Pucino also donated two pints of blood for his friend _ and then hopped into the helicopter so he could head back to the war zone.
"This left Matt pretty weak but that's the kind of friend he was," Dosier said.
Pucino is survived by his parents, Albert and Kathryn; sisters Lisa Haglof and Melissa Pucino; and a niece and three nephews.
Army Sgt. Benjamin W. Sherman
Ben Sherman knew how to make people feel comfortable, whether by entertaining them with a practical joke or saying exactly what they needed to hear.
"Ben always had a way of making people feel good about themselves," said his wife, Patricia, who is expecting the couple's first child in March.
Sherman, a 21-year-old Army paratrooper from Plymouth, Mass., drowned Nov. 4 in Afghanistan's Badghis province. He was swept away as he tried to recover air-dropped supplies that had accidentally fallen into a river, police in Afghanistan said.
His family said they believe he died trying to rescue a fellow soldier on the same assignment who also drowned.
"He was an amazing guy," his wife said. "He was very outgoing. He gave the world his all. ... He would stop what he was doing and go help somebody who was in need."
Sherman, a 2006 graduate of Plymouth South High School, was assigned to Fort Bragg.
He loved baseball, football and basketball, and liked to hit golf balls at the driving range on weekends, Patricia Sherman said. He also loved any kind of raucous rock music with a lead singer who screamed, she said.
Marine Lance Cpl. Justin J. Swanson
Justin Swanson's seven-month deployment was set to end within weeks, and he had expected to be home in California with his family for Christmas.
Instead, a funeral was held for him before Thanksgiving.
The 21-year-old Marine was "full of love for his family and home and dedicated to the protection of others," said Lt. Col. William McCollough, commander of Swanson's Camp Pendleton-based 1st Battalion, 5th Regiment.

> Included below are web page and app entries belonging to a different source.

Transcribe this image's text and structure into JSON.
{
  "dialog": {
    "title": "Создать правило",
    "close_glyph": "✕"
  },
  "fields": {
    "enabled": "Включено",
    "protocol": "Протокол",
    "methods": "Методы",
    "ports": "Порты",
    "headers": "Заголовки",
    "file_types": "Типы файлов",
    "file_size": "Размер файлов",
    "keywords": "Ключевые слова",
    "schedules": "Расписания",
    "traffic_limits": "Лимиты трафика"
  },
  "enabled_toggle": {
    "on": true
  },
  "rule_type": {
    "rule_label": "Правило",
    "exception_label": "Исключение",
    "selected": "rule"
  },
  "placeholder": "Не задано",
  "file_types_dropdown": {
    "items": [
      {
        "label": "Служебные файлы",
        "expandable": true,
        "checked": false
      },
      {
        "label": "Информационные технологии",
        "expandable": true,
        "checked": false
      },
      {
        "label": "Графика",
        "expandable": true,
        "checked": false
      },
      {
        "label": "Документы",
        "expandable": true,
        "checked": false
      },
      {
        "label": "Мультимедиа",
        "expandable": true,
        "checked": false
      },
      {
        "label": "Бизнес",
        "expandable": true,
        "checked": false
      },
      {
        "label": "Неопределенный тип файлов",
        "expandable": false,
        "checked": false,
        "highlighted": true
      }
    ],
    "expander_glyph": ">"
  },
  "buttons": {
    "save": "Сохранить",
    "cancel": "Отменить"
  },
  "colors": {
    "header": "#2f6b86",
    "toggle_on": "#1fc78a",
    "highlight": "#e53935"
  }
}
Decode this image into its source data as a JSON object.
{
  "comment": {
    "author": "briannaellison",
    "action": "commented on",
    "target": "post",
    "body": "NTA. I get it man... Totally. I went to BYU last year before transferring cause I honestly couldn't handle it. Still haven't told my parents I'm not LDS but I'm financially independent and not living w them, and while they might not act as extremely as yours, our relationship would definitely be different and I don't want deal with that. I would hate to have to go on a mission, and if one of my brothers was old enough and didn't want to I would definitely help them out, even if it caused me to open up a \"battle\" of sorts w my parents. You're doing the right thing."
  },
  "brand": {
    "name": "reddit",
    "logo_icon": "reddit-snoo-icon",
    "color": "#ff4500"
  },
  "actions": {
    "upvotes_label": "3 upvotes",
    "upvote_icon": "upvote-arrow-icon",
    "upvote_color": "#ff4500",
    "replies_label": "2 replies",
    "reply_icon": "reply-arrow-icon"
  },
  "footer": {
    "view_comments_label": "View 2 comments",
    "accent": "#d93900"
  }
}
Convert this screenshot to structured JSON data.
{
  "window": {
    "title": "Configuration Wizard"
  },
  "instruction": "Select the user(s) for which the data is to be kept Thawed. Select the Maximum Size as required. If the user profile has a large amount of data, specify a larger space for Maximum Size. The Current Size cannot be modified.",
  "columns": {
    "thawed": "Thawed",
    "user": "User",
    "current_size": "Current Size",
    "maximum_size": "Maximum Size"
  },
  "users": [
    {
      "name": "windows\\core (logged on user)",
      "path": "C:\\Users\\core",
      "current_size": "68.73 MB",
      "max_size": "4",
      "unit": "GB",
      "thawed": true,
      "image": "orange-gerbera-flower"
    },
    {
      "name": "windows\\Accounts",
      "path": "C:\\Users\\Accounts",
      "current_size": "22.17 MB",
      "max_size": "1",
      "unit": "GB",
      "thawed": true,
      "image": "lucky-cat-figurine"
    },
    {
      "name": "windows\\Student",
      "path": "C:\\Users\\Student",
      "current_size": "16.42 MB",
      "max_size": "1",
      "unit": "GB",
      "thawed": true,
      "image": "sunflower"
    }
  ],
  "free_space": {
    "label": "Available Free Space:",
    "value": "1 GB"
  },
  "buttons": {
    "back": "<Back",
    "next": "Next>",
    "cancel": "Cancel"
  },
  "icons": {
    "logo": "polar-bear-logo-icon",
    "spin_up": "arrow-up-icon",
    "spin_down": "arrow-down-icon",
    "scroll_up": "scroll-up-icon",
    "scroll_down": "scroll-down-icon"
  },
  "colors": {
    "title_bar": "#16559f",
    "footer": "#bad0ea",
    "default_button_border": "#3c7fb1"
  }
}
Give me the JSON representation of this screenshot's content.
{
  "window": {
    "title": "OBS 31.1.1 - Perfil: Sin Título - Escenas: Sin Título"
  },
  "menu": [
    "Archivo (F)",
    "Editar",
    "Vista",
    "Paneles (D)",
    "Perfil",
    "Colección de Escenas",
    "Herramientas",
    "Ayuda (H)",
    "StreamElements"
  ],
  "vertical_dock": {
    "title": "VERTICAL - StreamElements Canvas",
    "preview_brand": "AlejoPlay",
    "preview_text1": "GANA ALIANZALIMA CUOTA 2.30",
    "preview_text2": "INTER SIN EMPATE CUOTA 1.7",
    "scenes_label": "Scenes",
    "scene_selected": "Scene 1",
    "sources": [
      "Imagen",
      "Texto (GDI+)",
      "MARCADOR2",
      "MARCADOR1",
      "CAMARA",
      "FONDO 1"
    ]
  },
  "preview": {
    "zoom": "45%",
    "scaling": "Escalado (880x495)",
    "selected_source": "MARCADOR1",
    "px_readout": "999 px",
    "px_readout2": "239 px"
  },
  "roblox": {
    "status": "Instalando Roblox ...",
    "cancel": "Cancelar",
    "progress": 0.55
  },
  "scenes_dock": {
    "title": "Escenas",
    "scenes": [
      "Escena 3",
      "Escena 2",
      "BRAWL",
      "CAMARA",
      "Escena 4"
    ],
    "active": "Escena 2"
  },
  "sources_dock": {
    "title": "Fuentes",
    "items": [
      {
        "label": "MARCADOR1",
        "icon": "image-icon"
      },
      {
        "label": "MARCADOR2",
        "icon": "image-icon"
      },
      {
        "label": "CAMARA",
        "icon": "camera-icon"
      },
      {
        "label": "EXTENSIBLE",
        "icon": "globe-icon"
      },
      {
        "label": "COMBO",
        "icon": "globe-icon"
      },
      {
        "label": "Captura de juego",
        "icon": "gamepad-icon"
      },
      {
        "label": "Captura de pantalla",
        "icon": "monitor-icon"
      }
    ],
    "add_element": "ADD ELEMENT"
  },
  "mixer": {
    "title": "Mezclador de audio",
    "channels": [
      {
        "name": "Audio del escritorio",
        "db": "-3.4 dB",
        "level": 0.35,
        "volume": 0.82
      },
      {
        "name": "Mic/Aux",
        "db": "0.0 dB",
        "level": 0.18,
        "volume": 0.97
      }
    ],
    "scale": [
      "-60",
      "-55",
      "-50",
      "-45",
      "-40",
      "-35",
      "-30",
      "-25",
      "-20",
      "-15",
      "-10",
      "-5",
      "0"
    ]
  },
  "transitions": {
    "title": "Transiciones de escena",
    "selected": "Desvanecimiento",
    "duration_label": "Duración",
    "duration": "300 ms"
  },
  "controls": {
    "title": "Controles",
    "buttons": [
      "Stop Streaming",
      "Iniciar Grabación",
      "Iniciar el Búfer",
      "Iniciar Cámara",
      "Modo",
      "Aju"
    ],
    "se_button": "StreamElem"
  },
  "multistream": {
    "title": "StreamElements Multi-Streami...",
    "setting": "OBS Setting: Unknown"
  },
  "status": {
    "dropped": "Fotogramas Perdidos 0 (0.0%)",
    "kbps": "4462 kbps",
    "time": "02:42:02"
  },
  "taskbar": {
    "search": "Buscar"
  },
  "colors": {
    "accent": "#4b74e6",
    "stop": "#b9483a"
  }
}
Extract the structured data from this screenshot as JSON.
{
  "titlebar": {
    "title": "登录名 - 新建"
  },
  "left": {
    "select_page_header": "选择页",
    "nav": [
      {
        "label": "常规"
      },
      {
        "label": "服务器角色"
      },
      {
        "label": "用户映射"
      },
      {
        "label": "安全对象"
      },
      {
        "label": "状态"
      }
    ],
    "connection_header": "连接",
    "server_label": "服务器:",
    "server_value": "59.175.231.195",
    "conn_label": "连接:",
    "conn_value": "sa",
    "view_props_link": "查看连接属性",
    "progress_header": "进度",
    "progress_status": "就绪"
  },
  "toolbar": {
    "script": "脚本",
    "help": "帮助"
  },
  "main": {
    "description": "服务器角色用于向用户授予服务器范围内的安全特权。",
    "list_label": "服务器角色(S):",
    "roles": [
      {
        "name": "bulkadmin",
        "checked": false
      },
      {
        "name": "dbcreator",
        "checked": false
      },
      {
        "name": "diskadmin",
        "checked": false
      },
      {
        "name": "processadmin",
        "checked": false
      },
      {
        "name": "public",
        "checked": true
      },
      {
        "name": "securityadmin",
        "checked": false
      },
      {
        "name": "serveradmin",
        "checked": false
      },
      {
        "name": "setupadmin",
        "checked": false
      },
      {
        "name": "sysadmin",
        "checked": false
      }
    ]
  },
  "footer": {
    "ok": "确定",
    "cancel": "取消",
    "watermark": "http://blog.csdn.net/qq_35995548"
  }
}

Swanson, of Anaheim, was killed Nov. 10 in Helmand province when a bomb exploded beneath the Humvee he was driving.
At a memorial service in Afghanistan, McCollough thought of his own young sons, saying he hoped they would show as much "courage and resolve" as Swanson did.
Swanson played on the Buena Park High football team and graduated in 2006 _ the same year he enlisted.
He served one tour in Iraq, then volunteered to go to Afghanistan.
"He was a great big brother, a great son, a great friend," said Scott Hessenaur, Swanson's stepfather for nine years. "There were many times when I was down and he'd just come up and sit next to me, put his arm around me and tell me it's OK. Many times, he saved my sanity."
Swanson also is survived by his father, Les Swanson; mother, Mary Hargrove; and sister Kayla Kirkpatrick.
Army Pfc. Marcus A. Tynes
Marcus Tynes had a "bubbly personality," his mother said, and by all accounts he was caring and full of laughter.
"When I hear 'Marcus Tynes,' I think of fun, jokes and laughter," said Anthony Moxley Sr., who coached Tynes on a basketball team.
Tynes, 19, of Moreno Valley, Calif., was killed Nov. 22 in Kandahar province, when the vehicle he was in was hit by a roadside bomb. He was based at Fort Bragg.
"He was very happy about being there," said Tynes' mother, Dana Atlas. "It was what he wanted to do. He enjoyed serving his country, he loved traveling. He loved the Lord and he loved life."
Atlas said her son graduated from Valley View High School. He played basketball and football for the school and got involved in a program called Police Explorers.
"He was a loving kid, he was very concerned about other people," she said. "Always had a smile _ a contagious smile."
He is survived by his mother and stepfather, Bruce Atlas; his father, Marcus Tynes Sr.; and a stepbrother, Johanas Atlas.